*What to produce*. Please count how many lines below contain the word "icon" and reply with only that number.

(Dataset items)
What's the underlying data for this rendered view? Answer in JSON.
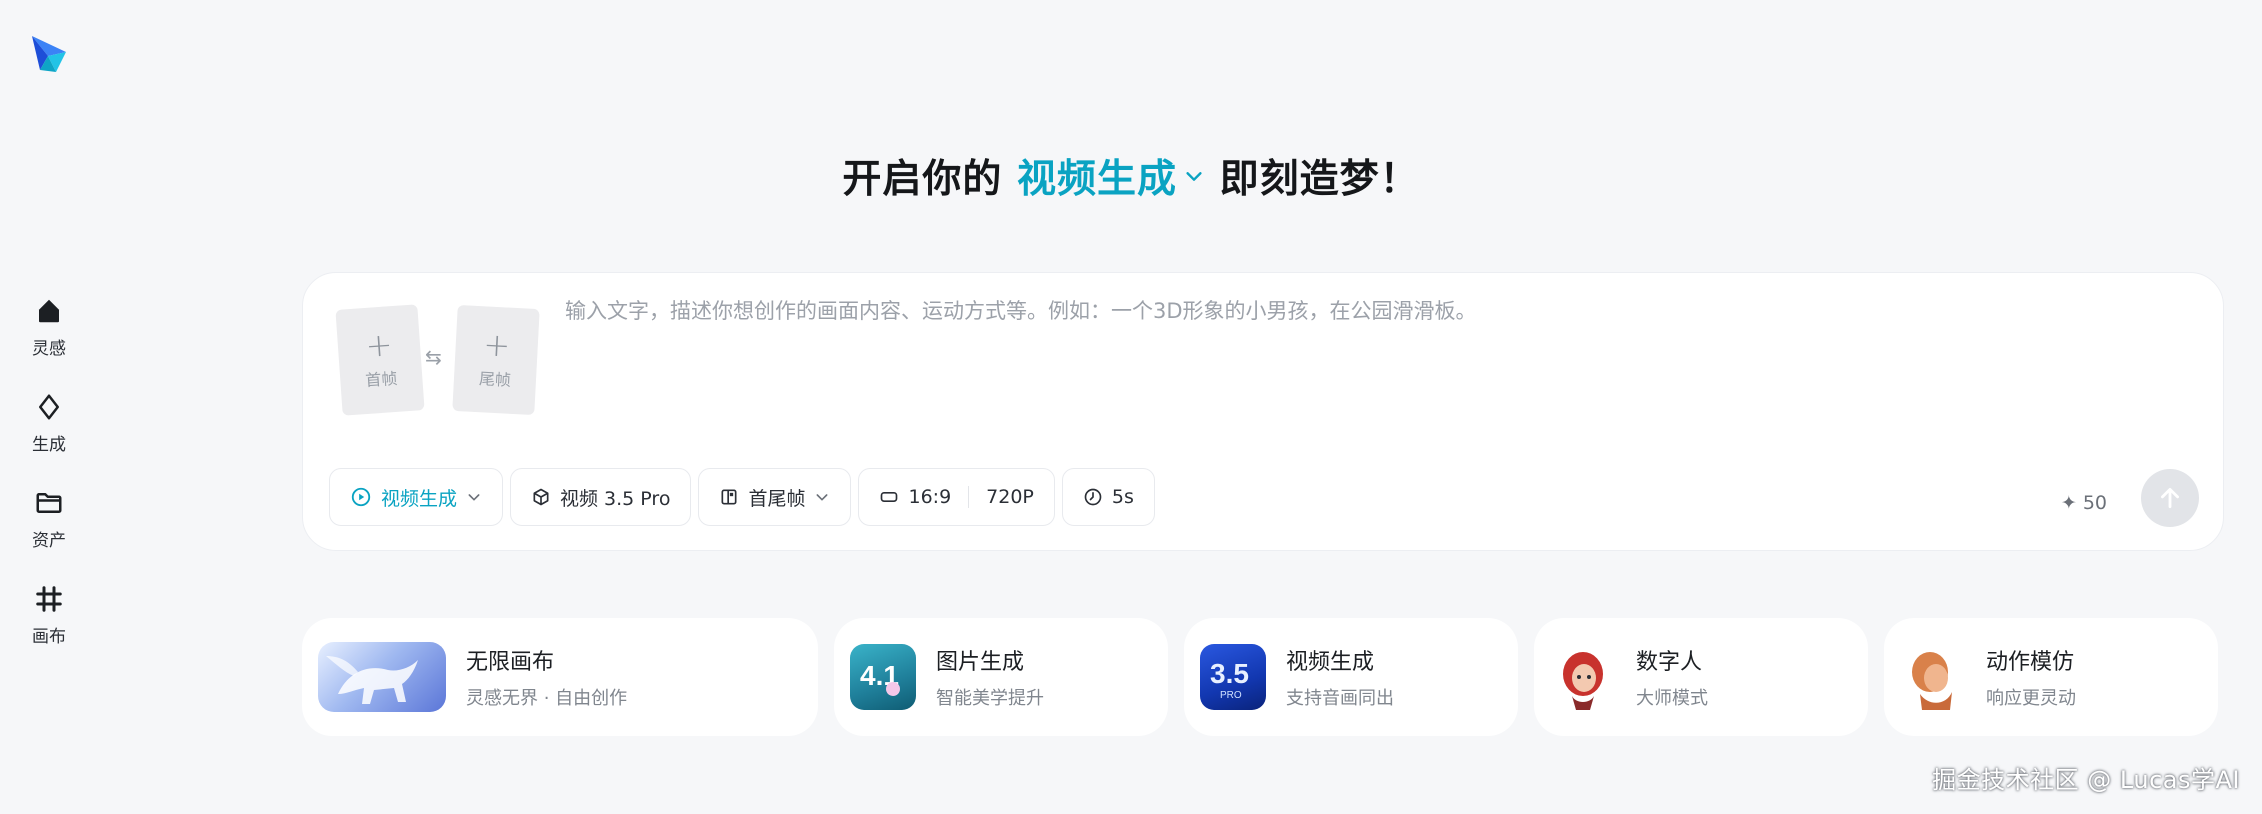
{
  "sidebar": {
    "items": [
      {
        "label": "灵感",
        "icon": "home-icon"
      },
      {
        "label": "生成",
        "icon": "sparkle-diamond-icon"
      },
      {
        "label": "资产",
        "icon": "folder-icon"
      },
      {
        "label": "画布",
        "icon": "crop-grid-icon"
      }
    ]
  },
  "headline": {
    "prefix": "开启你的",
    "mode": "视频生成",
    "suffix": "即刻造梦！"
  },
  "composer": {
    "first_frame_label": "首帧",
    "last_frame_label": "尾帧",
    "prompt_placeholder": "输入文字，描述你想创作的画面内容、运动方式等。例如：一个3D形象的小男孩，在公园滑滑板。",
    "prompt_value": "",
    "toolbar": {
      "mode_label": "视频生成",
      "model_label": "视频 3.5 Pro",
      "frame_label": "首尾帧",
      "ratio_label": "16:9",
      "resolution_label": "720P",
      "duration_label": "5s"
    },
    "credits": "50",
    "accent_color": "#0aa3c2"
  },
  "cards": [
    {
      "title": "无限画布",
      "subtitle": "灵感无界 · 自由创作",
      "thumb_text": ""
    },
    {
      "title": "图片生成",
      "subtitle": "智能美学提升",
      "thumb_text": "4.1"
    },
    {
      "title": "视频生成",
      "subtitle": "支持音画同出",
      "thumb_text": "3.5",
      "thumb_badge": "PRO"
    },
    {
      "title": "数字人",
      "subtitle": "大师模式",
      "thumb_text": ""
    },
    {
      "title": "动作模仿",
      "subtitle": "响应更灵动",
      "thumb_text": ""
    }
  ],
  "watermark": "掘金技术社区 @ Lucas学AI"
}
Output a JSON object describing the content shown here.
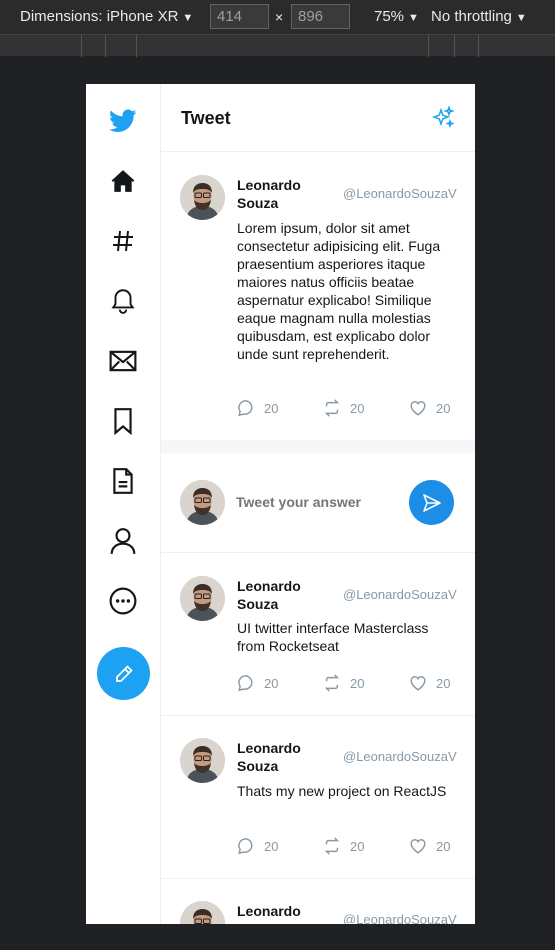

*Output for this task*. 4